The ghost of Dorothy Parker meddles with the lives of mortals in this sequel from Meister (Farewell, Dorothy Parker, 2013).
In the heyday of her career, Parker signed a guestbook that promised eternity. Against all odds, the claim turned out to be true, and now she haunts the famed Algonquin, greeting her friends after their deaths. They all go on to the afterlife, but not Dorothy. She’d much rather stay right there at the bar—but things are starting to get lonely. That’s where Ted Shriver comes in. A writer whose career plummeted after a plagiarism scandal, Ted is now dying of a brain tumor. If only Dorothy can convince him to sign the guestbook, she might just have some company. But things get a bit more complicated than she imagined. Norah Wolfe, an associate producer for a struggling television show, has her own reasons for wanting to talk to Ted. Neither of them will be able to get through to him unless they can help him tie up some loose ends…and maybe clear his name in the process. Meister’s Dorothy Parker is just as sharp, witty and pleasantly mean as fans would expect. Her humanity shines through, though, along with her humor. Her obvious loneliness, along with the dilemmas Ted and Norah face, make this a surprisingly emotional novel.
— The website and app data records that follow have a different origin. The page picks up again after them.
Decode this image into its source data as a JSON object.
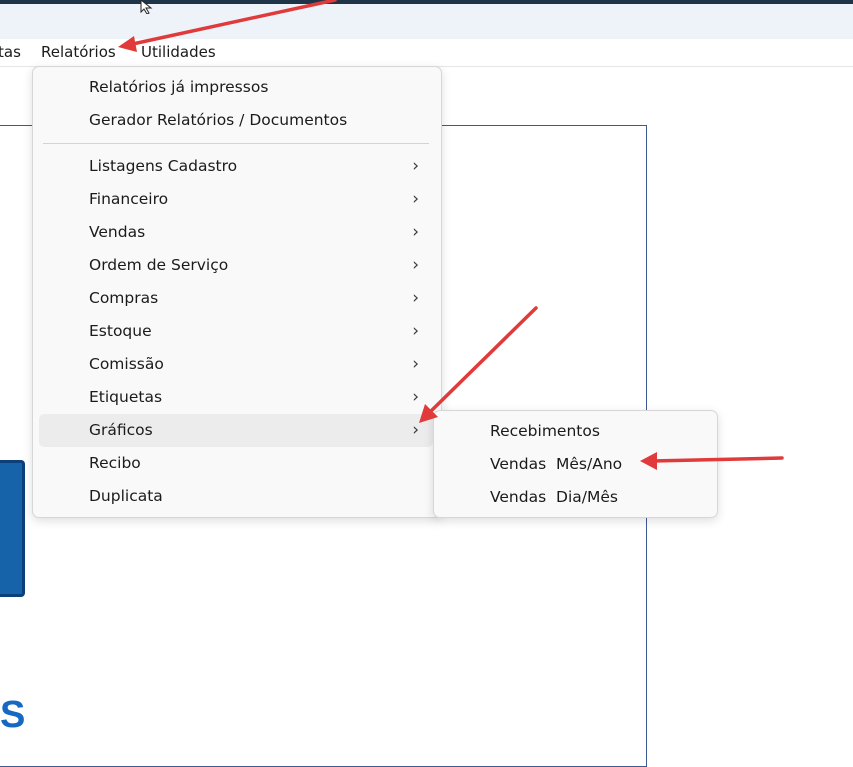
{
  "menubar": {
    "items": [
      "tas",
      "Relatórios",
      "Utilidades"
    ]
  },
  "main_menu": {
    "items": [
      {
        "label": "Relatórios já impressos",
        "submenu": false
      },
      {
        "label": "Gerador Relatórios / Documentos",
        "submenu": false
      },
      {
        "label": "Listagens Cadastro",
        "submenu": true
      },
      {
        "label": "Financeiro",
        "submenu": true
      },
      {
        "label": "Vendas",
        "submenu": true
      },
      {
        "label": "Ordem de Serviço",
        "submenu": true
      },
      {
        "label": "Compras",
        "submenu": true
      },
      {
        "label": "Estoque",
        "submenu": true
      },
      {
        "label": "Comissão",
        "submenu": true
      },
      {
        "label": "Etiquetas",
        "submenu": true
      },
      {
        "label": "Gráficos",
        "submenu": true,
        "highlighted": true
      },
      {
        "label": "Recibo",
        "submenu": false
      },
      {
        "label": "Duplicata",
        "submenu": false
      }
    ],
    "chevron": "›"
  },
  "sub_menu": {
    "items": [
      "Recebimentos",
      "Vendas  Mês/Ano",
      "Vendas  Dia/Mês"
    ]
  },
  "background": {
    "logo_text": "S"
  },
  "colors": {
    "titlebar": "#1f3447",
    "toolbar": "#eef2f9",
    "menu_bg": "#f9f9f9",
    "menu_hover": "#ececec",
    "panel_border": "#3d5a94",
    "logo_blue": "#1569c2",
    "annotation_red": "#e03a3a"
  },
  "icons": {
    "cursor": "mouse-pointer-icon",
    "chevron": "chevron-right-icon",
    "annotation": "red-arrow-annotation"
  }
}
Not even death can keep Dorothy Parker down in this sad and funny story.